Negative calories, you say? This is a math/conversion artifact caused by measured respiratory quotient values below 0.7, wherein 0.70 on the nose is 100% fat oxidation.



Note the string of values at and slightly below 0.7, thus the artifact. This has been described before and appears to be related to a ketogenic diet:



Anyway, if one ignores the negative value's contribution then I didn't drop RMR at all. If one includes it then I dropped 3.2% RMR. This is in contrast to dropping 12.8% non-fat mass over the same interval.
 

rideit

Bob the Builder
Aug 24, 2004
14,793
5,698
In the cleavage of the Tetons

Toshi

Harbinger of Doom
Oct 23, 2001
31,825
3,909
49 hours into a fast. Glucose holding steady, 88 mg/dL at the moment. Feeling ok, so I'll push on through at least tonight. I'm interested to see what my glucose levels will do on day 3.

Edit: Ate this morning. 60 hours. Time to see what my glucose versus time looks like on my monitor!
 
Last edited:

Toshi

Harbinger of Doom
Oct 23, 2001
31,825
3,909
982EDA03-EF2E-4159-99C9-5622F70B153E.jpeg


So I have discovered something interesting based off of my continuous glucose monitor usage. The above 24 plot of blood glucose versus time is precise as compared to the wife’s AccuChek Nano (although that, in turn, reads 13 mg/dL higher on average than my Cholestech LDX). Let’s assume it’s accurate, though.

The back story for what I’ve been up to the past few days matters in interpreting these glucose data. I ate on Thursday, probably < 50 g carbs, quite clean. Then I fasted for 43 hours through 1:30 PM on Saturday. During that fasted time I bike commuted to and from work on Friday and then skied fairly intensely for 4 hours on Saturday morning—see my scribble on the screenshot. I ate over the period of 1:30-6:30 PM on Saturday, probably 100 g carbs if not a bit more.

As one can observe I didn’t have any sort of immediate glucose spike but was persistently high through this morning. The grey bar’s range is from 60-140 mg/dL, so I was flirting with 140 mg/dL for a good portion of the night!

So am I diabetic now? Should I be worried about this?

The answers are no (A1C 5.1% as of the latest) and no, I don’t think so, respectively. That I exercised while fasted and usually eat low-ish to low carb is significant because the high effectively fasted glucose levels probably are due to adaptive glucose sparing/physiologic insulin resistance. In this state one’s muscles are used to not using glucose—again, during my bike commute and skiing they were most likely operating nearly exclusively via beta oxidation of fat or, alternately, via ketones. Therefore they don’t respond to insulin signaling like “normal” and one may see higher glucose than one might other expect given a normal A1C.

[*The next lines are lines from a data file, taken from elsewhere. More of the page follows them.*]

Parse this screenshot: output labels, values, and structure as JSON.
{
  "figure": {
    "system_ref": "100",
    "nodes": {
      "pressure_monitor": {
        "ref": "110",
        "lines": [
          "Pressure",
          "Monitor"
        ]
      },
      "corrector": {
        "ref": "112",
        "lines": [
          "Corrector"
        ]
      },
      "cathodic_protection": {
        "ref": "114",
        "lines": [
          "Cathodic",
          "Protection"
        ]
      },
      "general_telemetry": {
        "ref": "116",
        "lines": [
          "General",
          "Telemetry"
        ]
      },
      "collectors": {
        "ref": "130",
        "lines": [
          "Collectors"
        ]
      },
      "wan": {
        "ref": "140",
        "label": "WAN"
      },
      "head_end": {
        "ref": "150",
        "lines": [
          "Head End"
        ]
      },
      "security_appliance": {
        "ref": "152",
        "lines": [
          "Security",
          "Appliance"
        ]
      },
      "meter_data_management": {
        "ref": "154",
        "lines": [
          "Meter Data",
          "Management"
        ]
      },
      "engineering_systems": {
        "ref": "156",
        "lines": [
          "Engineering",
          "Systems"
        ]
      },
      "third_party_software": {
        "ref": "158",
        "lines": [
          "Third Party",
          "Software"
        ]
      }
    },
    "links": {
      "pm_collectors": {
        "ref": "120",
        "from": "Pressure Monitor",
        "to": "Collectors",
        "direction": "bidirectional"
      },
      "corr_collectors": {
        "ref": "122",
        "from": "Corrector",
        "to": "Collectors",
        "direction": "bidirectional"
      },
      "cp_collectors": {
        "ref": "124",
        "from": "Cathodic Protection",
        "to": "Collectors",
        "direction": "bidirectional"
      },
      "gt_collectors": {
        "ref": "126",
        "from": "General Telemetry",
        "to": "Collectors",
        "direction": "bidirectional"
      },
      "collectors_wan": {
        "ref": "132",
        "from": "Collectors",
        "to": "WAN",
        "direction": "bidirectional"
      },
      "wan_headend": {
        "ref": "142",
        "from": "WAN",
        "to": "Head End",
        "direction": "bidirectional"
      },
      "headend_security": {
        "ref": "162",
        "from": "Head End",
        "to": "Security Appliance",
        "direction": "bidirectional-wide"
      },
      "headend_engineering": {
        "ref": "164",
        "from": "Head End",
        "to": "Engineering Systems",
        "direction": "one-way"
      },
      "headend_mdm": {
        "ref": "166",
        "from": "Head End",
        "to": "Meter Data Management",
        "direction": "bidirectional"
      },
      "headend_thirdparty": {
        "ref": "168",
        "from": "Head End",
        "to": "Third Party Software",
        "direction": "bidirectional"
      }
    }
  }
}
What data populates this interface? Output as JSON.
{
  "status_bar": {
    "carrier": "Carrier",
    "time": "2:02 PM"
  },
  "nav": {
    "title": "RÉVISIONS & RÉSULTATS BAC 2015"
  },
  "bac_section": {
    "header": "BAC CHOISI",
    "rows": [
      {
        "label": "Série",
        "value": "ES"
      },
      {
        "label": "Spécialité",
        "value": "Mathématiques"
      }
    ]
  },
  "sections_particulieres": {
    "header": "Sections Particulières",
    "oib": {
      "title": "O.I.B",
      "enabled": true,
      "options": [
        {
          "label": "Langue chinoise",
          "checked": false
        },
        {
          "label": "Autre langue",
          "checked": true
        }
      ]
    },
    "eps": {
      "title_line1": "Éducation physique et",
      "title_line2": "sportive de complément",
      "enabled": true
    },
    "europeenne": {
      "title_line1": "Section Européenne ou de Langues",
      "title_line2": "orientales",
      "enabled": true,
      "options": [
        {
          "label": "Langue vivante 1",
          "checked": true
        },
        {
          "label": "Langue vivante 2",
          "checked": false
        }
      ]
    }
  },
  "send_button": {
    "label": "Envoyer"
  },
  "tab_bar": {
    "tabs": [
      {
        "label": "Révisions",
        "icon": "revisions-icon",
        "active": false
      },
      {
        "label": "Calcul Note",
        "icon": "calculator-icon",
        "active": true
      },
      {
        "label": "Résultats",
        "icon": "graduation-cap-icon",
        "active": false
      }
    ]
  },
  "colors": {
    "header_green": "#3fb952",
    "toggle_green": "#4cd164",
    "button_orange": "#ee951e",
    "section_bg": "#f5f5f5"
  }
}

(My family also arrived back from Seattle yesterday afternoon so some element of stress also is likely at play. House was much quieter without them!)

The related question would be of whether glucose hanging out in the 120-140 mg/dL range but without spikes is dangerous. If it is then I’d either eat more carbs more regularly (as in fewer/no +24 hour fasts) so as to reverse the adaptive glucose sparing effect, or I’d consistently eat fewer carbs yet a la @stoney . But I haven’t found evidence that this is actually harmful.

With true diabetics then complications of diabetes scale with changes in A1C, which reflects an average of glucose levels over ~3 months. Said complications can be seen scaling all the way down to A1Cs in the non-diabetic range. However, the key point is that for diabetics on a normal-carb-load diet they experience large post-meal spikes in glucose. The amount of time above 10 mmol/l glucose, which is 180 mg/dL, is supposed to be what’s bad, because that level leads to LDL oxidation and other advanced glycation end-products. Until I see evidence to the contrary I’m going to keep on doing what I’ve been doing.

Re 10 mmol/l threshold see this, for which I don’t know the exact source:

BB1078DD-C8C2-42E7-860F-6AE227CCA570.jpeg